This is the true source of power in accidentally terrible films: they’re therapeutic. They remind us that, just like us, others try and fail, sometimes on epic scales. Through the enjoyment of the shortcomings of those films, we better learn how to cope with our own failures.
Writing, filming, scoring, and editing a film is a huge undertaking³, and the completion of a movie, even a bad one, is an unbelievable accomplishment. There is something reassuring about knowing that people exist who possess the admirable determination it takes to finish a film, even if those people sometimes clearly don’t have any idea what they were doing. After all, no one was born an expert in anything. Any great accomplishment begins with trying and failing. Pouring your soul into something that ends up embarrassingly terrible is a universal part of the human experience, and sometimes, witnessing someone else’s embarrassing failure can be cathartic. “Me too, terrible movie…” I often think to myself as I watch. “Me. Too.”
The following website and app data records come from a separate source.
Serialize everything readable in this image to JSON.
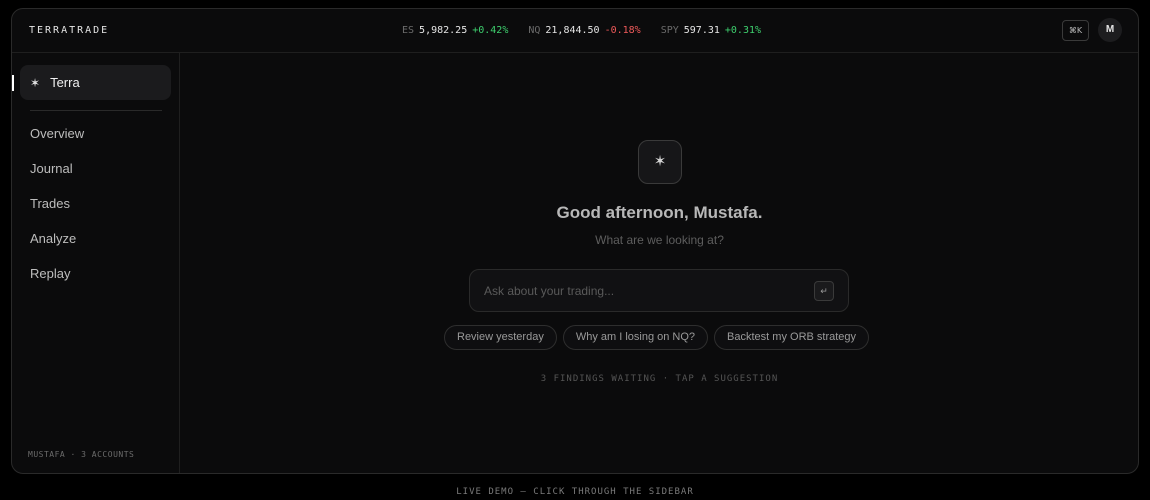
{
  "header": {
    "brand": "TERRATRADE",
    "tickers": [
      {
        "symbol": "ES",
        "price": "5,982.25",
        "change": "+0.42%",
        "direction": "up"
      },
      {
        "symbol": "NQ",
        "price": "21,844.50",
        "change": "-0.18%",
        "direction": "down"
      },
      {
        "symbol": "SPY",
        "price": "597.31",
        "change": "+0.31%",
        "direction": "up"
      }
    ],
    "shortcut": "⌘K",
    "avatar_initial": "M"
  },
  "sidebar": {
    "active_item": {
      "label": "Terra",
      "icon": "sparkle-icon"
    },
    "items": [
      {
        "label": "Overview"
      },
      {
        "label": "Journal"
      },
      {
        "label": "Trades"
      },
      {
        "label": "Analyze"
      },
      {
        "label": "Replay"
      }
    ],
    "footer": "MUSTAFA · 3 ACCOUNTS"
  },
  "main": {
    "logo_icon": "sparkle-icon",
    "greeting": "Good afternoon, Mustafa.",
    "subtitle": "What are we looking at?",
    "ask_placeholder": "Ask about your trading...",
    "enter_icon": "enter-icon",
    "suggestions": [
      "Review yesterday",
      "Why am I losing on NQ?",
      "Backtest my ORB strategy"
    ],
    "status": "3 FINDINGS WAITING · TAP A SUGGESTION"
  },
  "bottom_note": "LIVE DEMO — CLICK THROUGH THE SIDEBAR",
  "colors": {
    "background": "#000000",
    "panel": "#0b0b0c",
    "positive": "#3ecf6e",
    "negative": "#ef5a5a"
  }
}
A film that purposefully fails, on the other hand, the Sharknados of the world, hold none of this kind of cathartic power.
Now, far be it from me to tell someone who enjoys bad-on-purpose movies that they are objectively wrong. Art always has a large element of subjectivity baked in. Everyone approaches art for different reasons, looking for different things. But I do think there is an undeniable difference between an earnest failure and a purposeful one. And I think one kind of failure has significantly more heart, more sincerity, more to love, more to empathize with, and more to laugh at.⁴
Enjoying these films is a tribute to earnestly misplaced effort. It gives movies that would otherwise find themselves forgotten a new life — a life in which they can be loved and enjoyed for what they are. The filmmakers’ goal of creating an entertaining movie ends up accomplished after all, they just took an alternate path to arrive at their destination.
Loving accidentally awful films goes well beyond snarky schadenfreude. Earnestly bad movies help teach us how to mentally cope with failure, even when we’re trying, even when everyone is watching. They help teach us what it means to be alive. To be human. Purposefully bad movies, on the other hand, tell us nothing. About anything. So why the hell should I bother?
¹ I don’t think the word “film” is sacred or anything, but I still have a hard time using it here.
²The two most popular current trends seem to be the combination of two creatures into one monster creature and something to do with sharks. Dinoshark goes big and does both.
³ The mediocre blockbuster Iron Man 3, for example, credits over 3,000 people. Think about how much of a pain-in-the-ass even small group projects can be. Now multiply that by a factor of 1,000. The fact that completed movies exist at all is a straight up miracle.
⁴ Laugh at, or with? Or is there even a difference? After all, we’re all made of the same atomic building blocks. In the cosmic sense, laughing at someone else always includes an element of laughing at yourself.